### [What to work on]
Pull every line containing the word "神骸词条" out of the material below.

### [Source records]
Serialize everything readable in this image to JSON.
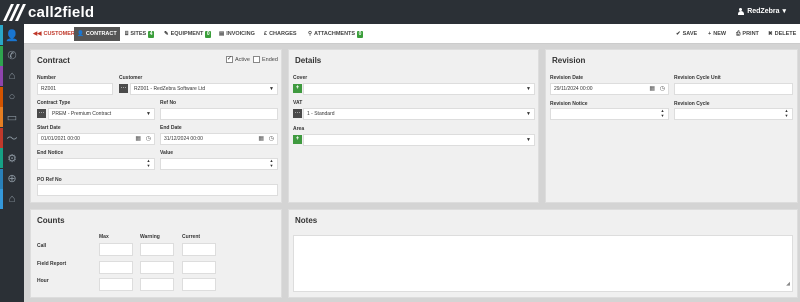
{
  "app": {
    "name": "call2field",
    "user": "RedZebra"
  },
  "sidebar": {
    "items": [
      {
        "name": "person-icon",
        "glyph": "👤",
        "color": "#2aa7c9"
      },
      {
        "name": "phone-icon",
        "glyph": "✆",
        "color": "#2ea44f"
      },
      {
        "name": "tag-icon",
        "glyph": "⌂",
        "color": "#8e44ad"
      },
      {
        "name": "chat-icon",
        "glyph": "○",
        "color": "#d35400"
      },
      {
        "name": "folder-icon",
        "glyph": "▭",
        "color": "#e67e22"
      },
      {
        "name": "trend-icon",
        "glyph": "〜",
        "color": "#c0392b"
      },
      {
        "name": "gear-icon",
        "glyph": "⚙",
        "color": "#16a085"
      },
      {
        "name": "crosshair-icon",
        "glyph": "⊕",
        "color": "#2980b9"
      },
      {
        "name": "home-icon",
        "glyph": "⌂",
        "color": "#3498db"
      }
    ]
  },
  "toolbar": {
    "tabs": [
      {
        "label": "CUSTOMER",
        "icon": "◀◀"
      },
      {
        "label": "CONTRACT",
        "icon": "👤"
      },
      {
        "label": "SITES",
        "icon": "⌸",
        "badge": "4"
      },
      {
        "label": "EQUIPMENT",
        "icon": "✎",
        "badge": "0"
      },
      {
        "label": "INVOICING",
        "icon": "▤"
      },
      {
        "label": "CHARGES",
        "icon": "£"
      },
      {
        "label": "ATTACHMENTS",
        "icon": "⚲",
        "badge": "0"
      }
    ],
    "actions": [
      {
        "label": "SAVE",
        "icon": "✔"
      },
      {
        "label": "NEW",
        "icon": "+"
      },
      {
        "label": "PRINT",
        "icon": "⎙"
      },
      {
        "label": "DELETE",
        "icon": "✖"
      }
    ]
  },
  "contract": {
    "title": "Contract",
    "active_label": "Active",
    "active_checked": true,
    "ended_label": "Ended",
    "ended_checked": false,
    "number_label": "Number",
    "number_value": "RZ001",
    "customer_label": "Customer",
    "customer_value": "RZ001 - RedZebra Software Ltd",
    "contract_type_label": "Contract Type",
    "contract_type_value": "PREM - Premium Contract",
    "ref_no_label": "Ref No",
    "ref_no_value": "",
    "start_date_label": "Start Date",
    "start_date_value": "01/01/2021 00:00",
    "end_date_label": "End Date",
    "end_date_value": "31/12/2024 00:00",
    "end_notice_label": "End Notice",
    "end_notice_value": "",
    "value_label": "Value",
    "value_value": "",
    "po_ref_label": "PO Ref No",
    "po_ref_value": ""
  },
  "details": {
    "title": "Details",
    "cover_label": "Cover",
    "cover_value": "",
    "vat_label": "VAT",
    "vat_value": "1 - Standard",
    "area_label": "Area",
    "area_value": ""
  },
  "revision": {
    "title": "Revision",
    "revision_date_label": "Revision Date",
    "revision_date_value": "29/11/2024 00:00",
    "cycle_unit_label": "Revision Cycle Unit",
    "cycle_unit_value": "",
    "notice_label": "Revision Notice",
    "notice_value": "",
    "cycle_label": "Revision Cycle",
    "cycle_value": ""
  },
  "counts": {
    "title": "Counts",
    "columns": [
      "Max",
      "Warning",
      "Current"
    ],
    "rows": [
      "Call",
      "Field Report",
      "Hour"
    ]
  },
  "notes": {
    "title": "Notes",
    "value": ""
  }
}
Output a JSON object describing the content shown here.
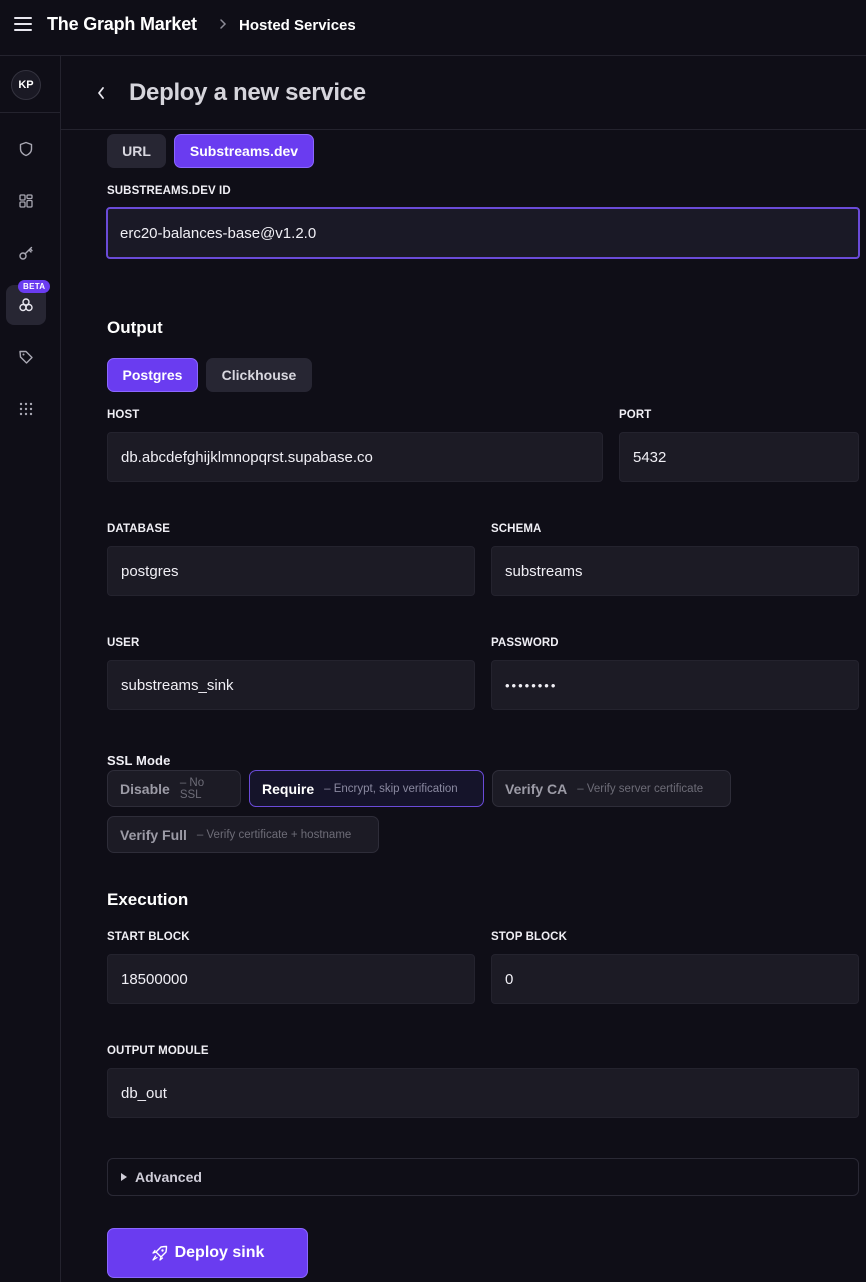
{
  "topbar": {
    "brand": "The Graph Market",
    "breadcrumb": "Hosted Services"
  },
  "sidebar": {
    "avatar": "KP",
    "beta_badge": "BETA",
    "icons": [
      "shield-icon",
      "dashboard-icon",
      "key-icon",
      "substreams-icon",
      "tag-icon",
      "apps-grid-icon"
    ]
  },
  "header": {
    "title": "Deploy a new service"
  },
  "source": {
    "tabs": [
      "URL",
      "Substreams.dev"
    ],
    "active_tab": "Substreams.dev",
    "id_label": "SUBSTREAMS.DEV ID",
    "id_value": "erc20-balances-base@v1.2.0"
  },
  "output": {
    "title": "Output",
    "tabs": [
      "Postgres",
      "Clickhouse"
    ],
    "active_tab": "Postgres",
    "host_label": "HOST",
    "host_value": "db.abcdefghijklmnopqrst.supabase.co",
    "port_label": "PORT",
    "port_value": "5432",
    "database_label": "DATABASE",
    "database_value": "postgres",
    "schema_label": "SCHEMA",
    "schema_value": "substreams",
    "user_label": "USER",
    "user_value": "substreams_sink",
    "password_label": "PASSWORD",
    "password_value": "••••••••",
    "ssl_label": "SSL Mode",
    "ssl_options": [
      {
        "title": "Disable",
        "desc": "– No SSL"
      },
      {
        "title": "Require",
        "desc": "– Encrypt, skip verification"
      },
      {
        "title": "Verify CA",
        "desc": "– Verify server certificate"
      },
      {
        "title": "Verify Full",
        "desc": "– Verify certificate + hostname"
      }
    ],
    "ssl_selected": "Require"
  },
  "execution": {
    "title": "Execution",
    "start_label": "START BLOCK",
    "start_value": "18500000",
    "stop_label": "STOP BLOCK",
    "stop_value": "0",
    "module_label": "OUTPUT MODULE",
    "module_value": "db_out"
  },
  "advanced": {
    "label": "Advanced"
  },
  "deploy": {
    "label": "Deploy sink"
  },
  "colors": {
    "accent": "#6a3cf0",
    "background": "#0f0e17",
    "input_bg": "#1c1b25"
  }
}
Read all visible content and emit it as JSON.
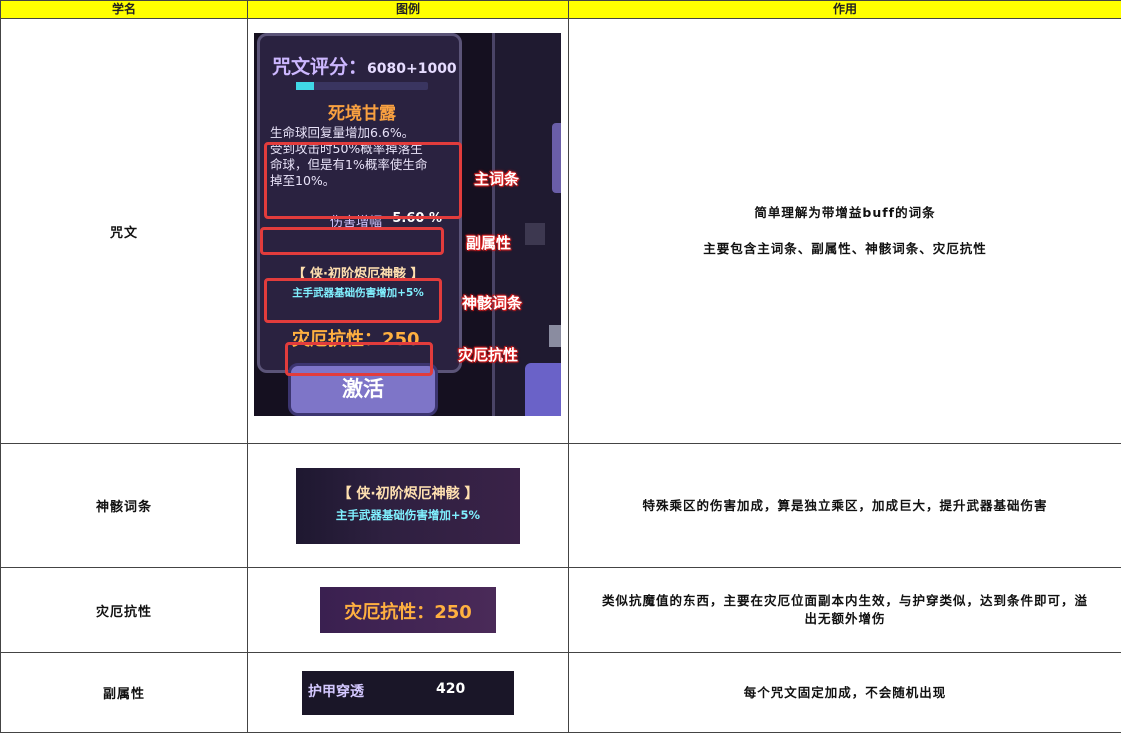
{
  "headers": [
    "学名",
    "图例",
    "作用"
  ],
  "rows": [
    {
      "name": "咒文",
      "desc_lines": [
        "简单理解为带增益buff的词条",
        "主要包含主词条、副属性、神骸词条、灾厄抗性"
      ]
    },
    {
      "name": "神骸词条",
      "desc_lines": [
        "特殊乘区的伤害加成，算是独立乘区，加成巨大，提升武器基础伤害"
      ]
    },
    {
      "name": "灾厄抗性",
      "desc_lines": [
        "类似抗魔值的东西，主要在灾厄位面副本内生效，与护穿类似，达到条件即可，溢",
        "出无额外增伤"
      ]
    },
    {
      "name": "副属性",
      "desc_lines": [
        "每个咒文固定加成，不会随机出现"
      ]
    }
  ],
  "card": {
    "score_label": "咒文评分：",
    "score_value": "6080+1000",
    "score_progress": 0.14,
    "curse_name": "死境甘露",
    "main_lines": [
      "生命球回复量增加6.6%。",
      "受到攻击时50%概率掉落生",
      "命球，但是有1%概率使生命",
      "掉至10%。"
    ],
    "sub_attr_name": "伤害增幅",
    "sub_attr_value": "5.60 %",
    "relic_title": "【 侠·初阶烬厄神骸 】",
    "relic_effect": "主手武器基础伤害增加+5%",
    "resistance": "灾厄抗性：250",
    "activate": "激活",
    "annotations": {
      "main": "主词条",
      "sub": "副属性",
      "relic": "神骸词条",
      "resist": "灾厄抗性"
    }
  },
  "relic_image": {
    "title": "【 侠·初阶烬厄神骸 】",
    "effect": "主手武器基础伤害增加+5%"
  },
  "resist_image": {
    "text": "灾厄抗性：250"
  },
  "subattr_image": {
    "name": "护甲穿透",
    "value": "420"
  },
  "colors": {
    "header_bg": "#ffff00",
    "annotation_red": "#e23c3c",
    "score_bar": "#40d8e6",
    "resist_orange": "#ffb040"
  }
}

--

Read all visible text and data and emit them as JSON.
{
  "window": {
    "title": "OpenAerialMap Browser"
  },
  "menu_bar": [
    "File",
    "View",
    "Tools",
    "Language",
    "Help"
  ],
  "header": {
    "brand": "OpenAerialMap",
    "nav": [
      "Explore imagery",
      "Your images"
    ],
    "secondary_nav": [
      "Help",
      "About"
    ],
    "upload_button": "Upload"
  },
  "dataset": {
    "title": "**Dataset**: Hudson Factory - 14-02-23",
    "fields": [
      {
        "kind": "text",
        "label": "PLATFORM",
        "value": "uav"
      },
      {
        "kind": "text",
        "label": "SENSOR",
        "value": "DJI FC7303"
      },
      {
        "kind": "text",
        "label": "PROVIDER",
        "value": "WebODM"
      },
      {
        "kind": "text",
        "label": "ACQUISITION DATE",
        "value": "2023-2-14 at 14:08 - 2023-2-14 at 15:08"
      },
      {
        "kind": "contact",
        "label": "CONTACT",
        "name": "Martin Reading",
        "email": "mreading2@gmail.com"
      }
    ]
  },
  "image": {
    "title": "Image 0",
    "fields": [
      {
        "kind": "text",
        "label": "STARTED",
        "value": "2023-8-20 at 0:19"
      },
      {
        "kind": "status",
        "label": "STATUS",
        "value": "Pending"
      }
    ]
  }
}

### [Exercise response]
        "主要包含主词条、副属性、神骸词条、灾厄抗性"
      "name": "神骸词条",
      "relic": "神骸词条",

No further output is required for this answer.